Dynamic pension pools can have a significant and positive impact on retirement outcomes if they’re supported by the appropriate legislative changes, said Barbara Sanders, associate professor in statistics and actuarial science at Simon Fraser University, during a session at Benefits Canada‘s 2022 DC Plan Summit.
The University of British Columbia has a dynamic pension pool offering, called a variable payment life annuity. The concept of a VPLA was also introduced in the 2019 federal budget, so hopefully it will soon become a reality across the country, noted Sanders.
Introduced in 1967, UBC’s VPLA allows members to pool their savings — including savings outside of their workplace plan — at retirement. It currently has more than 400 members and two different drawdown options that members can mix and match.
The UBC’s VPLA is based on an older version that was introduced by the Teachers Insurance and Annuity Association of America in 1952. The College Retirement Equities Fund was revolutionary at the time, said Sanders, noting it was the first time retirees were promised a lifetime pension while still being able to invest in equities.
“The CREF is described as a fully participating annuity without guarantees — I think that’s a nice way of saying it’s a dynamic pension pool. What it means is that, whatever the pool’s experience is, . . . it’s shared with the people in the pool [and is] reflected in their pensions. So it’s a participating annuity.”
The roots of the CREF and the UBC’s VPLA lie in tontines, she said, which were a way for governments to raise money in the 17th and 18th centuries. Instead of governments issuing bonds, as they do today, they would issue tontines. “An investor would give some money to the king or to whoever was selling these tontines and, in exchange, they would be promised an income for life — not their own life, but rather the income would continue for as long as a person that they chose was still alive.”
Jumping back to the present time, Sanders highlighted Australia’s QSuper, which is one of the most recent implementations of dynamic pension pools. A year ago, it introduced a lifetime pension option, using the UBC’s VPLA as a template and tweaking it based on learnings from behavioural finance.
The QSuper option kept aspects of the UBC plan, including that it’s an open-ended pool, all cohorts share the risks and get the same adjustments, as well as an annual payout adjustment mechanism, she said, noting it also adopted UBC’s investment structure, which offers no choice to members. “There is one fund and that’s what everyone is invested in the pool.
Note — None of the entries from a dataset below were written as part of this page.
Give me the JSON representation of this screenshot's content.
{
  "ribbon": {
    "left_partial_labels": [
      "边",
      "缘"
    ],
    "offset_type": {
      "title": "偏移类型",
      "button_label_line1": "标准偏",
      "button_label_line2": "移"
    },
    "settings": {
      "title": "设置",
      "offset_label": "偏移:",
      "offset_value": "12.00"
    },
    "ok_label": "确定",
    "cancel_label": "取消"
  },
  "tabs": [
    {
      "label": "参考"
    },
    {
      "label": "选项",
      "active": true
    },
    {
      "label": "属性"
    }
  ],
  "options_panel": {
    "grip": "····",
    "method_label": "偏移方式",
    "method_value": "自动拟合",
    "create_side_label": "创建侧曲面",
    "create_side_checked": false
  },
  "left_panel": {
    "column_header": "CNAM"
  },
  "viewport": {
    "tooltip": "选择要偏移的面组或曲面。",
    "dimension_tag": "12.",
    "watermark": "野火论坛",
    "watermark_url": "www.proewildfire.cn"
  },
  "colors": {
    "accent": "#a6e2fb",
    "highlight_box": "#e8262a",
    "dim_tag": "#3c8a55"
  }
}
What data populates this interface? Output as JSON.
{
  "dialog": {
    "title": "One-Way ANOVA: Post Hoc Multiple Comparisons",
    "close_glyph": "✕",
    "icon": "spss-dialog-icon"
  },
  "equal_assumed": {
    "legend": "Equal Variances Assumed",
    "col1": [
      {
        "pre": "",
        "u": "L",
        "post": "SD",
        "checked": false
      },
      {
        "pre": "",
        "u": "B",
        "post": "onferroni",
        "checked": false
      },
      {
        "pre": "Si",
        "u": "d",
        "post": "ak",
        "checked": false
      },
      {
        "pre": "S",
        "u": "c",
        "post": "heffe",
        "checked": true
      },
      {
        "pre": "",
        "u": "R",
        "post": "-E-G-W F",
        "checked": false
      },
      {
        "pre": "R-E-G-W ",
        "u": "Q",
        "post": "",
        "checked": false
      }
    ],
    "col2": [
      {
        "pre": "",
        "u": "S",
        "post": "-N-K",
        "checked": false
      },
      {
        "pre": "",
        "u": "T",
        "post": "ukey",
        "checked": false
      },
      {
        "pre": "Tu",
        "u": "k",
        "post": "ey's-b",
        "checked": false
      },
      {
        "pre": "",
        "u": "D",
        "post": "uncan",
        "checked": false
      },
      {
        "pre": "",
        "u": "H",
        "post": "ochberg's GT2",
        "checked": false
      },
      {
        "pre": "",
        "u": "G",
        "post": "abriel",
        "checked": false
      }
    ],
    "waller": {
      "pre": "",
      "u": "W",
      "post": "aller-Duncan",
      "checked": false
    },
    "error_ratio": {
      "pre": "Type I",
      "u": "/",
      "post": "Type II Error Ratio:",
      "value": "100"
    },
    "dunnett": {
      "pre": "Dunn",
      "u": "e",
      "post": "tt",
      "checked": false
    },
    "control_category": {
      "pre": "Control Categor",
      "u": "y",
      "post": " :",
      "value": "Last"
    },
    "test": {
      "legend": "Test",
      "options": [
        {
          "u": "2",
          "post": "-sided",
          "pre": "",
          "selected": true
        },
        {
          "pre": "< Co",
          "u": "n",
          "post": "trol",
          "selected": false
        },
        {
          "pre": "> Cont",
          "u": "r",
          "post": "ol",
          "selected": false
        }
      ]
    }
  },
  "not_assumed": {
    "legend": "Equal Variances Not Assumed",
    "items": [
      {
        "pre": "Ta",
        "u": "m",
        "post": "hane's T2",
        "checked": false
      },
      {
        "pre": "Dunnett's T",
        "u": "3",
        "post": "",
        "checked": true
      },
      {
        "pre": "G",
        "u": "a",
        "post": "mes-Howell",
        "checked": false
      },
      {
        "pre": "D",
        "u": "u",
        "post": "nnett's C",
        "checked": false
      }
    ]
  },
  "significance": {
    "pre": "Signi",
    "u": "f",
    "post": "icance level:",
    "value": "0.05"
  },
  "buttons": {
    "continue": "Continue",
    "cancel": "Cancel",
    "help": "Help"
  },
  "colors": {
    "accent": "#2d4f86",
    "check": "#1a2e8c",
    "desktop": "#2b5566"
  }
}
This is very unusual for Australia — they’re all over investment choice, but again simplicity is the name of the game.”
During focus groups, QSuper learned one of the biggest obstacles for members was the fear they wouldn’t get enough value out of it, said Sanders. “In other words, you’re going to put your money into this fund and then you’re going to die a month later and you’re not going to get anywhere close to getting out what you’ve put in.”
The solution was a refund of the initial contribution, adjusted for benefits that were already paid out. “With this simple tweak, they were able to lay people’s fears at rest because this way a member who joins this pool can be assured that they — and their heirs — will get at least out of this pool [what] they had originally put in. It was an expensive tweak — they ended up insuring it because it is a form of death benefit, but it’s a very small cost for the incredible boost it gave them in terms of the willingness of people to enter this product and overcome a very large and significant psychological barrier.”
Recognizing the evolution of these innovative decumulation options, the Organisation for Economic Co-operation and Development is updating its roadmap for good design in DC plans, said Sanders. “They recognize this doesn’t necessarily come from annuities; it can come from . . . collective arrangements for longevity risk pooled among the participants — in other words, dynamic pension pools.”